  • galactolipid;
  • phosphate starvation;
  • monogalactosyldiacylglycerol;
  • MGDG synthase;
  • digalactosyldiacylglycerol

Summary

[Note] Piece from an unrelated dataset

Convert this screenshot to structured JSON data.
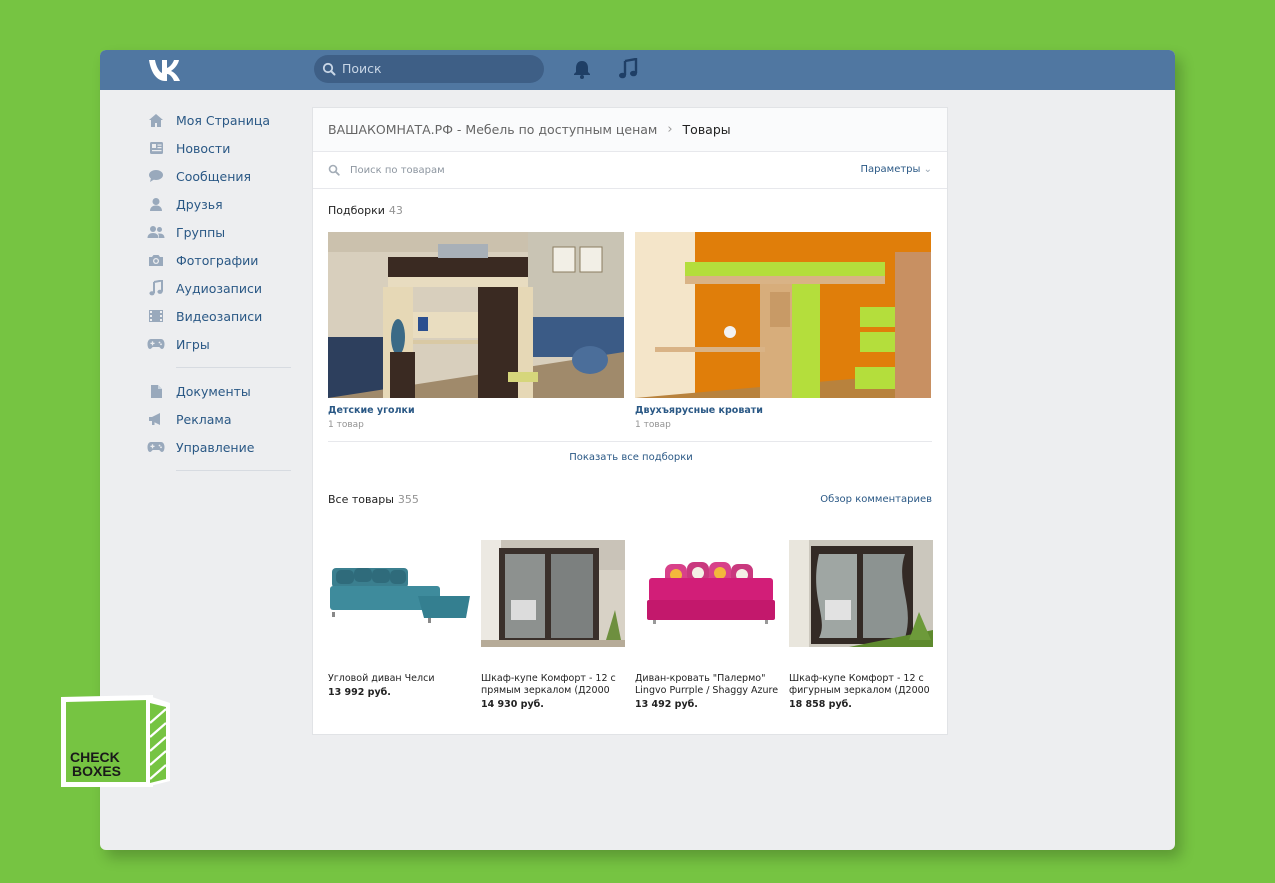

Mono- and digalactosyldiacylglycerol (MGDG and DGDG, respectively) constitute the bulk of membrane lipids in plant chloroplasts. Mutant analyses in Arabidopsis have shown that these galactolipids are essential for chloroplast biogenesis and photoautotrophic growth. Moreover, these non-phosphorous lipids are proposed to participate in low-phosphate (Pi) adaptations. Under Pi-limited conditions, a drastic accumulation of DGDG occurs concomitantly with a large reduction in membrane phospholipids, suggesting that plants substitute DGDG for phospholipids during Pi starvation. Previously, we reported that among the three MGDG synthase genes (MGD1, MGD2 and MGD3), the type-B MGD2 and MGD3 are upregulated in parallel with DGDG synthase genes during Pi starvation. Here, we describe the identification and characterization of T-DNA insertional mutants of Arabidopsis type-B MGD genes. Under Pi-starved conditions, the mgd3-1 mutant showed a drastic reduction in DGDG accumulation, particularly in the root, indicating that MGD3 is the main isoform responsible for DGDG biosynthesis in Pi-starved roots. Moreover, in the roots of mgd2 mgd3 plants, Pi stress-induced accumulation of DGDG was almost fully abolished, showing that type-B MGD enzymes are essential for membrane lipid remodeling in Pi-starved roots. Reductions in fresh weight, root growth and photosynthetic performance were also observed in these mutants under Pi-starved conditions. These results demonstrate that Pi stress-induced membrane lipid remodeling is important in plant growth during Pi starvation. The widespread distribution of type-B MGD genes in land plants suggests that membrane lipid remodeling mediated by type-B MGD enzymes is a potent adaptation to Pi deficiency for land plants.